*Material supplied*:
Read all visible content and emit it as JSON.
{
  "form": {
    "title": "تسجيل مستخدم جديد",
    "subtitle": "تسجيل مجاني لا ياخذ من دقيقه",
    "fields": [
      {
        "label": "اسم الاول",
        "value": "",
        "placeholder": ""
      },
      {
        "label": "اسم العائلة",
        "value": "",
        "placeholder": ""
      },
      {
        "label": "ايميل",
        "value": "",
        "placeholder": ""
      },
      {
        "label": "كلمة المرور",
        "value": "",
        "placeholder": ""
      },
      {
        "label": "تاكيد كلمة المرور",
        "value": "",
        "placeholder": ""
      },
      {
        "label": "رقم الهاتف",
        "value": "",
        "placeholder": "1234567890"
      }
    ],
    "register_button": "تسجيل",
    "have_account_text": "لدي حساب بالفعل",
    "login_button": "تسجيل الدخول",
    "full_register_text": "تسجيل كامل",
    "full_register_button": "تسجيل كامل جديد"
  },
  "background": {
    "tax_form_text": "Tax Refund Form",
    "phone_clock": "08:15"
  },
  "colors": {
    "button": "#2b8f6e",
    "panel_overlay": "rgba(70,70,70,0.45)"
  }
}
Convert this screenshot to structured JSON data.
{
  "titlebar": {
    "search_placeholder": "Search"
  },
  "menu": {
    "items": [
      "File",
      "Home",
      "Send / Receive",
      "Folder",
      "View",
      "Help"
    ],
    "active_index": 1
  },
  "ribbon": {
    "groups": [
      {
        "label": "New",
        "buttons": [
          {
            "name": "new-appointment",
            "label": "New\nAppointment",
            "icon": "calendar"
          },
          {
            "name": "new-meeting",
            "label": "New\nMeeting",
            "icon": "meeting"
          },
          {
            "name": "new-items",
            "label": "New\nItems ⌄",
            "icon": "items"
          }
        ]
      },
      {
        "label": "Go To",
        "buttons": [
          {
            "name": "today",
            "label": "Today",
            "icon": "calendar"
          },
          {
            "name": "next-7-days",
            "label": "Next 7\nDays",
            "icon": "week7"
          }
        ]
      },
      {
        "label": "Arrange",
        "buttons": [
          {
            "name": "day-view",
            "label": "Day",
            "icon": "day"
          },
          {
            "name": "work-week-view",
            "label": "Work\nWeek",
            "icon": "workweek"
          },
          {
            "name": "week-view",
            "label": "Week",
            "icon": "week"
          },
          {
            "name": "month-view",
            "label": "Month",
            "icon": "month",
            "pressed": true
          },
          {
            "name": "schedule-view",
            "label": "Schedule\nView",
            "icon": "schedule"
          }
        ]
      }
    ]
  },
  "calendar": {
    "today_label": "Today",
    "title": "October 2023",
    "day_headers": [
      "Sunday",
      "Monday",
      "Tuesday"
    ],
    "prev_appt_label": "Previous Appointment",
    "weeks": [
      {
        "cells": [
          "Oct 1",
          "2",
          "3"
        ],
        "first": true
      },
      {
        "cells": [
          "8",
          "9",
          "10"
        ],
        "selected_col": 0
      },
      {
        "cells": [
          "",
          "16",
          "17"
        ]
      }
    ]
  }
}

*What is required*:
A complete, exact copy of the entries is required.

*Response*:
Read all visible content and emit it as JSON.
{
  "form": {
    "title": "تسجيل مستخدم جديد",
    "subtitle": "تسجيل مجاني لا ياخذ من دقيقه",
    "fields": [
      {
        "label": "اسم الاول",
        "value": "",
        "placeholder": ""
      },
      {
        "label": "اسم العائلة",
        "value": "",
        "placeholder": ""
      },
      {
        "label": "ايميل",
        "value": "",
        "placeholder": ""
      },
      {
        "label": "كلمة المرور",
        "value": "",
        "placeholder": ""
      },
      {
        "label": "تاكيد كلمة المرور",
        "value": "",
        "placeholder": ""
      },
      {
        "label": "رقم الهاتف",
        "value": "",
        "placeholder": "1234567890"
      }
    ],
    "register_button": "تسجيل",
    "have_account_text": "لدي حساب بالفعل",
    "login_button": "تسجيل الدخول",
    "full_register_text": "تسجيل كامل",
    "full_register_button": "تسجيل كامل جديد"
  },
  "background": {
    "tax_form_text": "Tax Refund Form",
    "phone_clock": "08:15"
  },
  "colors": {
    "button": "#2b8f6e",
    "panel_overlay": "rgba(70,70,70,0.45)"
  }
}
Convert this screenshot to structured JSON data.
{
  "titlebar": {
    "search_placeholder": "Search"
  },
  "menu": {
    "items": [
      "File",
      "Home",
      "Send / Receive",
      "Folder",
      "View",
      "Help"
    ],
    "active_index": 1
  },
  "ribbon": {
    "groups": [
      {
        "label": "New",
        "buttons": [
          {
            "name": "new-appointment",
            "label": "New\nAppointment",
            "icon": "calendar"
          },
          {
            "name": "new-meeting",
            "label": "New\nMeeting",
            "icon": "meeting"
          },
          {
            "name": "new-items",
            "label": "New\nItems ⌄",
            "icon": "items"
          }
        ]
      },
      {
        "label": "Go To",
        "buttons": [
          {
            "name": "today",
            "label": "Today",
            "icon": "calendar"
          },
          {
            "name": "next-7-days",
            "label": "Next 7\nDays",
            "icon": "week7"
          }
        ]
      },
      {
        "label": "Arrange",
        "buttons": [
          {
            "name": "day-view",
            "label": "Day",
            "icon": "day"
          },
          {
            "name": "work-week-view",
            "label": "Work\nWeek",
            "icon": "workweek"
          },
          {
            "name": "week-view",
            "label": "Week",
            "icon": "week"
          },
          {
            "name": "month-view",
            "label": "Month",
            "icon": "month",
            "pressed": true
          },
          {
            "name": "schedule-view",
            "label": "Schedule\nView",
            "icon": "schedule"
          }
        ]
      }
    ]
  },
  "calendar": {
    "today_label": "Today",
    "title": "October 2023",
    "day_headers": [
      "Sunday",
      "Monday",
      "Tuesday"
    ],
    "prev_appt_label": "Previous Appointment",
    "weeks": [
      {
        "cells": [
          "Oct 1",
          "2",
          "3"
        ],
        "first": true
      },
      {
        "cells": [
          "8",
          "9",
          "10"
        ],
        "selected_col": 0
      },
      {
        "cells": [
          "",
          "16",
          "17"
        ]
      }
    ]
  }
}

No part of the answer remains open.